Figure raises $70M to build its humanoid robots

I spent a bit of time at Figure’s Sunnyvale offices during a recent visit to the South Bay. The firm is currently in that semi-awkward phase where it’s ready to talk about what it’s working on — but only to a point. That means things like its process and plans are on the table, while actually showing its robot is not.

We got some renders when the company came out of stealth back in March, but beyond that, the Figure 01 robot hasn’t traveled beyond its office walls. Having seen a pre-working model, I can attest to the ambition of the whole project, but as I wrote in my long piece last week, the merits of work like this should be assessed every step along the way.

The company did, however confirm with TechCrunch that its assembled robot (bottom half+top half) took its first step ahead of its one year anniversary. “We believe that this is the fastest timeline in the industry to date,” it notes.

This morning the company announced a sizable vote of confidence in the form of a $70 million Series A. The round is led by Parkway Venture Capital and features Aliya Capital, Bold Ventures, Tamarack Global, FJ Labs and Till Reuter, the CEO of industrial arm maker, Kuka Robotics.

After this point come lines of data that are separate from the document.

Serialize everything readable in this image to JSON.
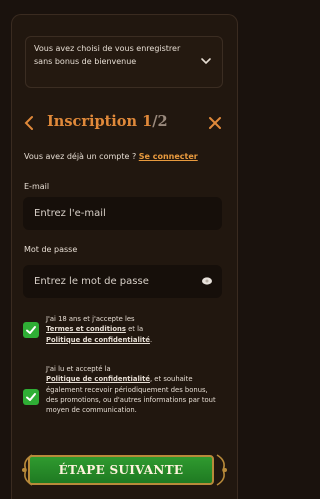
{
  "notice": {
    "text": "Vous avez choisi de vous enregistrer sans bonus de bienvenue",
    "chevron_icon": "chevron-down-icon"
  },
  "header": {
    "title": "Inscription",
    "step_current": "1",
    "step_total": "/2",
    "back_icon": "chevron-left-icon",
    "close_icon": "close-icon"
  },
  "login": {
    "prompt": "Vous avez déjà un compte ?",
    "link": "Se connecter"
  },
  "email": {
    "label": "E-mail",
    "placeholder": "Entrez l'e-mail"
  },
  "password": {
    "label": "Mot de passe",
    "placeholder": "Entrez le mot de passe",
    "eye_icon": "eye-icon"
  },
  "consent_terms": {
    "checked": true,
    "text_1": "J'ai 18 ans et j'accepte les",
    "link_terms": "Termes et conditions",
    "text_2": "et la",
    "link_privacy": "Politique de confidentialité",
    "text_3": "."
  },
  "consent_marketing": {
    "checked": true,
    "text_1": "J'ai lu et accepté la",
    "link_privacy": "Politique de confidentialité",
    "text_2": ", et souhaite également recevoir périodiquement des bonus, des promotions, ou d'autres informations par tout moyen de communication."
  },
  "cta": {
    "label": "ÉTAPE SUIVANTE"
  },
  "colors": {
    "accent": "#e0893a",
    "link": "#e89a3e",
    "checkbox": "#2fae35",
    "button": "#2f9a2f",
    "background": "#1a120d"
  }
}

It follows founder and CEO Brett Adcock’s self-financed $100 million seed to get things up and running.

“We’re focused on investing in companies that are pioneers in AI technology, and we believe that autonomous humanoid robots have the potential to revolutionize the labor economy,” Parkway Venture Capital’s Jesse Coors-Blankenship said in a prepared statement. “We are impressed by the rapid progress that Brett and the team of industry experts at Figure have made in the last year and are thrilled to be a financial partner to provide resources to accelerate the commercialization of Figure 01.”

These are, indeed, big rounds. There was a pre-pandemic moment when early-stage rounds were ballooning, but economic factors have brought many of them back down to earth. But robots are expensive. I mean, hardware in general is expensive, but robots are next level. That’s especially true with (1) a relatively unproven form factor and (2) the notion of “general purpose” systems.

There’s a reason you don’t read about purpose-built humanoids: There are far more efficient ways to build robots that do things very well. You start exploring something like a bipedal humanoid robot when you want a system that can do the things a human can.

Figure is still quite young, having only celebrated its first birthday on May 20, but it’s been aggressively hiring talent from places like Boston Dynamics, Tesla, Apple and automotive manufacturers. In spite of speedy iterations, however, we’ve not seen much in the way of timelines from the company thus far.